• Action item:
Pick out each line with the word "artist" from the material that follows.
[Start of Attachment]
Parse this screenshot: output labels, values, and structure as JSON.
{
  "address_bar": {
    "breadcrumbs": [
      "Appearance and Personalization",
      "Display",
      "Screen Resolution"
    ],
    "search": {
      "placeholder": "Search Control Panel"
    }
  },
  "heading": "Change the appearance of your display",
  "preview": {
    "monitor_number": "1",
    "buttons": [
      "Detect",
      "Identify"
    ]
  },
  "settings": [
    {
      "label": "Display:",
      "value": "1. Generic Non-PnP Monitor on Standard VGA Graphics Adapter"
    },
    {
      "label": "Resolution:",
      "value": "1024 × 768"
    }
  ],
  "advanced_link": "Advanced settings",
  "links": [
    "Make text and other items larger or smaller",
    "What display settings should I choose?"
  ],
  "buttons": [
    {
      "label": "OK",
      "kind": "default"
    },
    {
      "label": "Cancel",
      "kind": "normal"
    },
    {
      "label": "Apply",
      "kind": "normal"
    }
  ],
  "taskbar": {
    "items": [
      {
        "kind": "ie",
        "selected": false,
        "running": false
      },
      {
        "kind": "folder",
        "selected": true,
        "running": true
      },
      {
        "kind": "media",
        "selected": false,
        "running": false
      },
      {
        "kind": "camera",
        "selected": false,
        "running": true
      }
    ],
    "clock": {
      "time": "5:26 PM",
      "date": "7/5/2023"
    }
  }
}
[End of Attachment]
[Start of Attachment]
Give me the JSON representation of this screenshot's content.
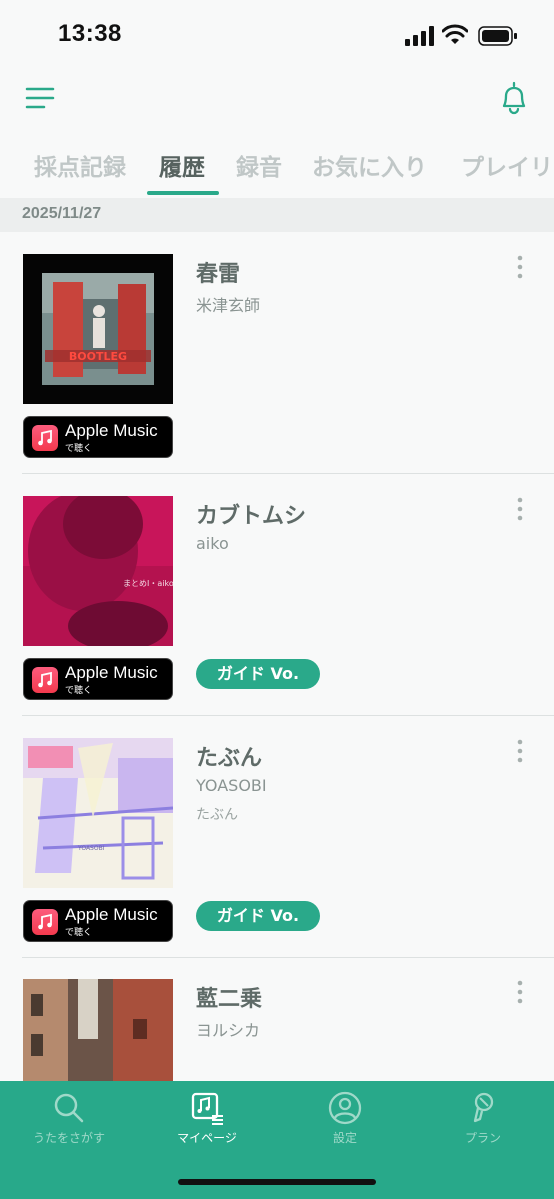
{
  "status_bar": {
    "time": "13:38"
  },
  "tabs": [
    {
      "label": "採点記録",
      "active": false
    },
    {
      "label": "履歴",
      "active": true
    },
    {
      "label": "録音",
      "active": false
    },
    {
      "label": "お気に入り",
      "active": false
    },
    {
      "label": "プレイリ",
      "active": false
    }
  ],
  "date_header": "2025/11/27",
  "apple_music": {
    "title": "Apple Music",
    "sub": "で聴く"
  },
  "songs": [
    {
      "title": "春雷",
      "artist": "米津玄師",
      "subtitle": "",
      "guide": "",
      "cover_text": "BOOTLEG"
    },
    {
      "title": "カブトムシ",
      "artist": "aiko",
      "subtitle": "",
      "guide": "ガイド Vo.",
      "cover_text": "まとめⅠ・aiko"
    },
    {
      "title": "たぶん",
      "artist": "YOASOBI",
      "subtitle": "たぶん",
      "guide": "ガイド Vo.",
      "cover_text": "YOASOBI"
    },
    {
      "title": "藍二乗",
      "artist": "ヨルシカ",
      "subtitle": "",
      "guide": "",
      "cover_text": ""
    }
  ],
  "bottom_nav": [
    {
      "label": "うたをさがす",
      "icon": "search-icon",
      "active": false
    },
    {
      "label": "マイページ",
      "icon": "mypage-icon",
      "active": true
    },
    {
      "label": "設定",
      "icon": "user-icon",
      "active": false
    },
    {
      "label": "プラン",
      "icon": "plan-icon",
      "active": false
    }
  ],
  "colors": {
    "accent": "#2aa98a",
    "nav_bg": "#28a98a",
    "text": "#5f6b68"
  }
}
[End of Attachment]
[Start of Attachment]
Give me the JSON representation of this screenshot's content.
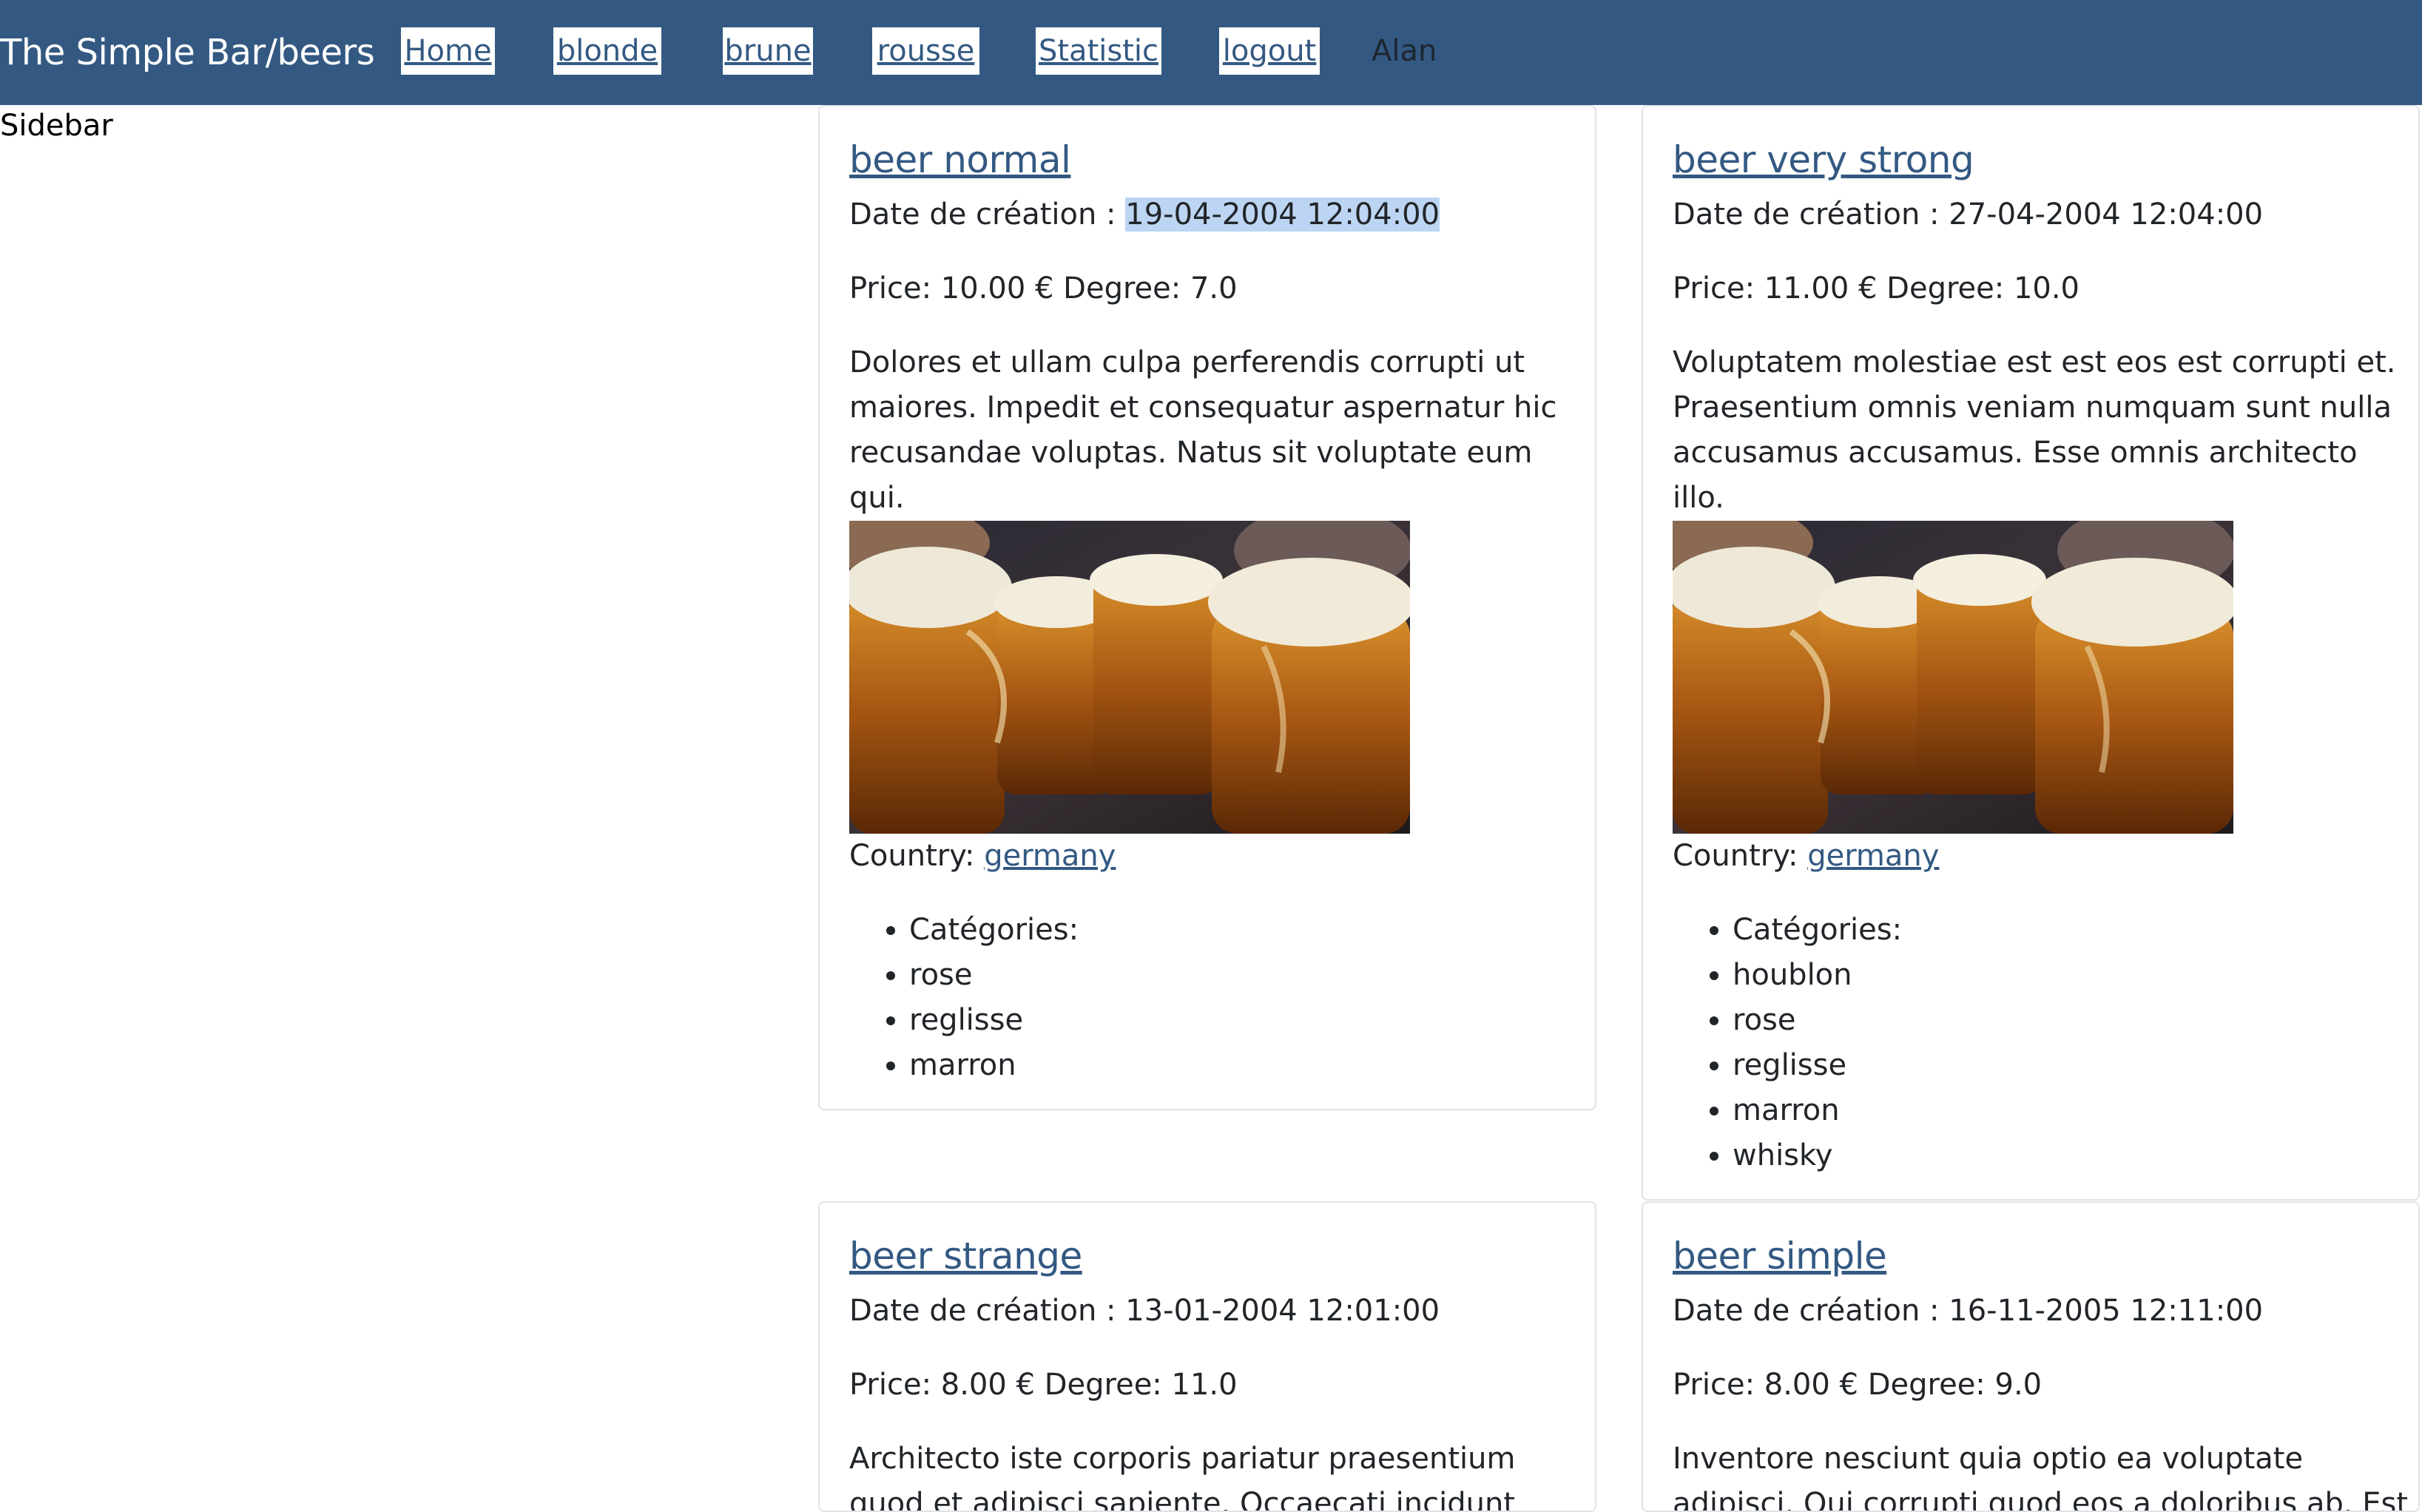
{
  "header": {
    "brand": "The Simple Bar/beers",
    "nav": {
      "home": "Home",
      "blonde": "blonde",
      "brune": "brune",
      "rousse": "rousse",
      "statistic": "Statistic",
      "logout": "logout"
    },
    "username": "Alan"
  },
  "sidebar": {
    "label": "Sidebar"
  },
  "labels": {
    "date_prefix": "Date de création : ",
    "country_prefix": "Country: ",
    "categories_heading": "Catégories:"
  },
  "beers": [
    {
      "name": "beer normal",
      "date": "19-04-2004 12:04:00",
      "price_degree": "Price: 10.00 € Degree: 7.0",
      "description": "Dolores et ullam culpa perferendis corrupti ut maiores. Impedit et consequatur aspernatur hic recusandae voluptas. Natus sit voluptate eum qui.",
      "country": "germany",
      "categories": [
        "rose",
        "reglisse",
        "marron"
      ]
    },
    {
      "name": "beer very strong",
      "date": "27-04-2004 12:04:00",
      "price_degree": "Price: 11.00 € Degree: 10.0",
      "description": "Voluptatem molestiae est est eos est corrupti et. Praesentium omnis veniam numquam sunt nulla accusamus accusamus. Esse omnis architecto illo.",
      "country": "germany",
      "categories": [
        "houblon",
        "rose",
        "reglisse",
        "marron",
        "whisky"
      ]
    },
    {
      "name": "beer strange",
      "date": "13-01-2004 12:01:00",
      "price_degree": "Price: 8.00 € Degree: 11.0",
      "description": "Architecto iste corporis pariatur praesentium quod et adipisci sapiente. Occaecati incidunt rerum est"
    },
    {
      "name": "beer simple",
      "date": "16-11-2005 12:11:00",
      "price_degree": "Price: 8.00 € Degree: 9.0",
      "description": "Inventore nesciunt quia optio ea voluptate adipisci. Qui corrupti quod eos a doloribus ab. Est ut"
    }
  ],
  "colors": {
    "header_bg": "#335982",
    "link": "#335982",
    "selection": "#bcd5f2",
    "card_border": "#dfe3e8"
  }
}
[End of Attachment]
• The completed task:
      "artist": "米津玄師",
      "artist": "aiko",
      "artist": "YOASOBI",
      "artist": "ヨルシカ",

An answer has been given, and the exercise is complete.